'''

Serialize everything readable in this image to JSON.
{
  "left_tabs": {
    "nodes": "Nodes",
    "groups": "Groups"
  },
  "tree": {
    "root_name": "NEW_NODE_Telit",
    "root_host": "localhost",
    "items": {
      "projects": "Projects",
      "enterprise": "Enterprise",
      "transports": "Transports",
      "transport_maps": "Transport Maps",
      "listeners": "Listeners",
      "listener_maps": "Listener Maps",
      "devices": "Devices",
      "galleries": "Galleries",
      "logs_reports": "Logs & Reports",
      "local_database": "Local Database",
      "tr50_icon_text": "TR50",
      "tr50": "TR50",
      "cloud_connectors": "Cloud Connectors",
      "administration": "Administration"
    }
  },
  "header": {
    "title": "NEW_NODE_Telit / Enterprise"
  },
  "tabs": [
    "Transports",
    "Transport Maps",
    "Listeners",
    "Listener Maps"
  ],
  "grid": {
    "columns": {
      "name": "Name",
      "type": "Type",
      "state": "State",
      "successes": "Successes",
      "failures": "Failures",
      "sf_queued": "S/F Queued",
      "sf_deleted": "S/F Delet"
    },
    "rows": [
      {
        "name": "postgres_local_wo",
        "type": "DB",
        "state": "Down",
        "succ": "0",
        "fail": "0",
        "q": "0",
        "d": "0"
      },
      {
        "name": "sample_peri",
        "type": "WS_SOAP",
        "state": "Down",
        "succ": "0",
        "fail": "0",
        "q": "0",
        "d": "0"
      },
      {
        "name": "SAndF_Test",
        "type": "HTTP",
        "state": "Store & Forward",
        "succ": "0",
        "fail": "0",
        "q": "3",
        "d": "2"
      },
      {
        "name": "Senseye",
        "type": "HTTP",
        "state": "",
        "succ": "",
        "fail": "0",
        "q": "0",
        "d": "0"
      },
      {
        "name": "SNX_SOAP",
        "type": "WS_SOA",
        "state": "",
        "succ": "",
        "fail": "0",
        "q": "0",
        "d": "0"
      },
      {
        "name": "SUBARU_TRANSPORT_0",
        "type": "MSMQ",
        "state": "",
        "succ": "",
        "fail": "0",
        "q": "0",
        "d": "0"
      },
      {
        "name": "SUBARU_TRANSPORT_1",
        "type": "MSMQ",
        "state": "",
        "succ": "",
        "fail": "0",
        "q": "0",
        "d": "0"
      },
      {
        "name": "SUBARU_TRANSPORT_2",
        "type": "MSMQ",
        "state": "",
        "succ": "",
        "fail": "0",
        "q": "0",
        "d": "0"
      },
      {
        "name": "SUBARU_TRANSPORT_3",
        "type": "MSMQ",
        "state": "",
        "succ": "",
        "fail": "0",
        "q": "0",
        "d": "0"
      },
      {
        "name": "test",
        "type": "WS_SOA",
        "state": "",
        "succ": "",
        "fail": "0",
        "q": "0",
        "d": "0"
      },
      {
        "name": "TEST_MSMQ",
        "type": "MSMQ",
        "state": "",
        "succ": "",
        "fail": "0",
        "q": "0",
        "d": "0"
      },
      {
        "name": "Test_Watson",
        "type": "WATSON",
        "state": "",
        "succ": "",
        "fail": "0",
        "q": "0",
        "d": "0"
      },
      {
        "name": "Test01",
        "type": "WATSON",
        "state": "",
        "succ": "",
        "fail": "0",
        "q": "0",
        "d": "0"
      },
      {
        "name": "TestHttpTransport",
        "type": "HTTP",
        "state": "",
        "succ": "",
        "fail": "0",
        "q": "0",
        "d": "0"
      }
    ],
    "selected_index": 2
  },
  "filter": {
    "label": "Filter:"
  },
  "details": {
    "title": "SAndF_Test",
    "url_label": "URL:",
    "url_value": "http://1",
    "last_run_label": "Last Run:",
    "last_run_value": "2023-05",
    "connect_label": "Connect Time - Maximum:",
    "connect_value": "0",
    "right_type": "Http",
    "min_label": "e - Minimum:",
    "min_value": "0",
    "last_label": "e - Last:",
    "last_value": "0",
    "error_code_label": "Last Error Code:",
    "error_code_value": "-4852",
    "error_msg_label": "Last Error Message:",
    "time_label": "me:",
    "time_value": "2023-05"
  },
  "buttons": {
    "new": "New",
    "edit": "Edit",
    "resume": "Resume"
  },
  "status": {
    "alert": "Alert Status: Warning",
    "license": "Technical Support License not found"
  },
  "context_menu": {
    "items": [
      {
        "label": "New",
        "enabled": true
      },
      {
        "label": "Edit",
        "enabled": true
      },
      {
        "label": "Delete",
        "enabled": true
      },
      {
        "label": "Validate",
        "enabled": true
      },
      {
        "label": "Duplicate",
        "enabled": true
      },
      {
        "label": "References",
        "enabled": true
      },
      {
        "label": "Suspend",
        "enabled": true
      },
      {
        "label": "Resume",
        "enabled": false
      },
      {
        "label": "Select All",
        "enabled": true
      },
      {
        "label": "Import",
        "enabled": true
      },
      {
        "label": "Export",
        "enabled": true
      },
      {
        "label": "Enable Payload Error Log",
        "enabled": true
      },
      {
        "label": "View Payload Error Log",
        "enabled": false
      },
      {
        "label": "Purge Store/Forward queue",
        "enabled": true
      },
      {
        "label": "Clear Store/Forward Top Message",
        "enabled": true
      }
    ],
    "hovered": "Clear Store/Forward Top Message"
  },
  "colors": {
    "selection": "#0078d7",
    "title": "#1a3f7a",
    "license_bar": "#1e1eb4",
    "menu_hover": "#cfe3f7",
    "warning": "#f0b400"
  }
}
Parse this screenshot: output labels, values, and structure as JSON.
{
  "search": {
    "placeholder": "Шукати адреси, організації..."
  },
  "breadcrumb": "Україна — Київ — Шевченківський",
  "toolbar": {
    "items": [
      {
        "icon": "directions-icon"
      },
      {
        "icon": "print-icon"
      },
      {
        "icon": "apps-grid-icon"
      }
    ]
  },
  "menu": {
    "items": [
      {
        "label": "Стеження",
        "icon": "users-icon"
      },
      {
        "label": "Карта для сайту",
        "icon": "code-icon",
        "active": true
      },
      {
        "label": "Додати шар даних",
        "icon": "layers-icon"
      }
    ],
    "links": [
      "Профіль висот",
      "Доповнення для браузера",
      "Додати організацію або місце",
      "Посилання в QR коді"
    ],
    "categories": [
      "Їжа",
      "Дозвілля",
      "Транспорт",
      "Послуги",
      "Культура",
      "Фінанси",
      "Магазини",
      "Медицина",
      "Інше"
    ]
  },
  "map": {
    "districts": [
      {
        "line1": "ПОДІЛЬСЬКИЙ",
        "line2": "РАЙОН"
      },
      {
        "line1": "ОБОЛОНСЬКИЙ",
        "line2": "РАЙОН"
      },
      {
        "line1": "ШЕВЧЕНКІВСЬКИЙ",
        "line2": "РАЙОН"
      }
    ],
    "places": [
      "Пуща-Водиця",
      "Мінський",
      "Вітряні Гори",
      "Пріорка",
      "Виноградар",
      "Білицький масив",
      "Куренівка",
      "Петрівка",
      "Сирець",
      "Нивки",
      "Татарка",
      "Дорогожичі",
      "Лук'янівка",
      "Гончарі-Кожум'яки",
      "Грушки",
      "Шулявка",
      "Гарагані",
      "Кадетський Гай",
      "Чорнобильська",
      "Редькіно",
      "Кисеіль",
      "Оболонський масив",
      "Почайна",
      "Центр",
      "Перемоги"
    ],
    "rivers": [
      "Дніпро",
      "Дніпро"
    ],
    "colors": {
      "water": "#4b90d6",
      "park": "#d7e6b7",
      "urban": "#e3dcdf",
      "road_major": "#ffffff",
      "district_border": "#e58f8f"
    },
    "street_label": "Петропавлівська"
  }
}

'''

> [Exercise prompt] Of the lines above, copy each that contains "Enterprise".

> [Worked solution]
      "enterprise": "Enterprise",
    "title": "NEW_NODE_Telit / Enterprise"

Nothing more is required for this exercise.